Returning to the personal narrative of Anna and Andrew, the circle is completed with a Lake Michigan sunset, as seen from the eastern shore, where they go to relax and unwind.

Finding a way to incorporate such disparate elements as the steel industry and gynecology was a wonderful challenge!  Anna and Andrew gave me free rein, which helped me fulfill the commission while allowing my creative stream to flow, unimpeded.

Raven Ketubah

For Melissa and Andrew, who met at U-Maryland, and love the Ravens:

Raven Ketubah, 2014

Raven Ketubah, 2014

Click here for more information.

Really Big Woodcut Prints

Sometimes invitations that appear in my inbox are too tantalizing to hit “delete”.  About six months ago, I received a “Call For Artists” for an event called “Really Big Prints” in Manitowoc, Wisconsin.  It was described as an opportunity to create a huge (3’x 5′) woodcut print and have it printed by a steamroller!

steamroller

The thought of seeing a steamroller re-purposed as a press to create huge works of art was irresistible.  Being inexperienced as a woodcut artist, naturally, I jumped at the chance(!)  I conferred with my experts, who were generous with their knowledge and time:  Ellen Holtzblatt, who makes exquisite woodcuts; and Alex, the owner of McClain’s Printmaking Supplies.

The event requests that each artist (there will be 45 working over 5 days) create an edition of 4-5 prints and donate one copy to the Rahr-West Art Museum in Manitowoc.

I did the drawing and carving in 3 1/2 days.  My cutting marks improved as I got a feel for the tools, and gained some fluidity and expressiveness.  The final day I started at 10 a.m. and finished at 8 p.m., and didn’t feel the day pass by.  Carving is wonderfully addictive; what a joy to lose myself in work that way, and have the calluses on my hands to show for it.

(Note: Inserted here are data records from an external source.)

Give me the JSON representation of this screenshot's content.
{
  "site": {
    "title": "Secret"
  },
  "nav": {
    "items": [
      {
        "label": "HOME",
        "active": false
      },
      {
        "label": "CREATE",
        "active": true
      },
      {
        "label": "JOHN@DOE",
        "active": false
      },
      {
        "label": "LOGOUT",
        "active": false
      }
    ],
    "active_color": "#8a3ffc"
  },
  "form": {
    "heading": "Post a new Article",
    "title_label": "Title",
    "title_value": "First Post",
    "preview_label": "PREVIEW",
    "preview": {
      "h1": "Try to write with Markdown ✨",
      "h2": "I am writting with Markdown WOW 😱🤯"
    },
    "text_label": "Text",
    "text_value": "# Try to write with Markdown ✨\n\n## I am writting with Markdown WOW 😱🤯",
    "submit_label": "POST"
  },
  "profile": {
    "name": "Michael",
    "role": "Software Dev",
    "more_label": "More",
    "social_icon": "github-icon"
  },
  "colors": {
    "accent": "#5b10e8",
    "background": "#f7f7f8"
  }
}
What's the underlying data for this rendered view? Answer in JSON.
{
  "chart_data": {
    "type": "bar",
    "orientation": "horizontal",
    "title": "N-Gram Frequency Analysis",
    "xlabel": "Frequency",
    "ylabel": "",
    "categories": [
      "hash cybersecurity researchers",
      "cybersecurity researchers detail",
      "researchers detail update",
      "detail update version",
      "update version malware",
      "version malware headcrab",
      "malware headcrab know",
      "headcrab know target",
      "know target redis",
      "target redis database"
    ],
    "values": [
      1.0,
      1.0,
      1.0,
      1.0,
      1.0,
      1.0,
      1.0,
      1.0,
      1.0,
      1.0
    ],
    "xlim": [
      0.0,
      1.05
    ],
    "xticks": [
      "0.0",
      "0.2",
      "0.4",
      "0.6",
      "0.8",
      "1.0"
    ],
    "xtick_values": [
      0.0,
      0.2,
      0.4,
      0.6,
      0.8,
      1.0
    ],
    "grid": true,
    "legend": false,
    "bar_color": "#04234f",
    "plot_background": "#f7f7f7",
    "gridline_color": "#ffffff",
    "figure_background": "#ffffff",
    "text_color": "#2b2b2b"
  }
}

I will post again after the event, with photos and videos.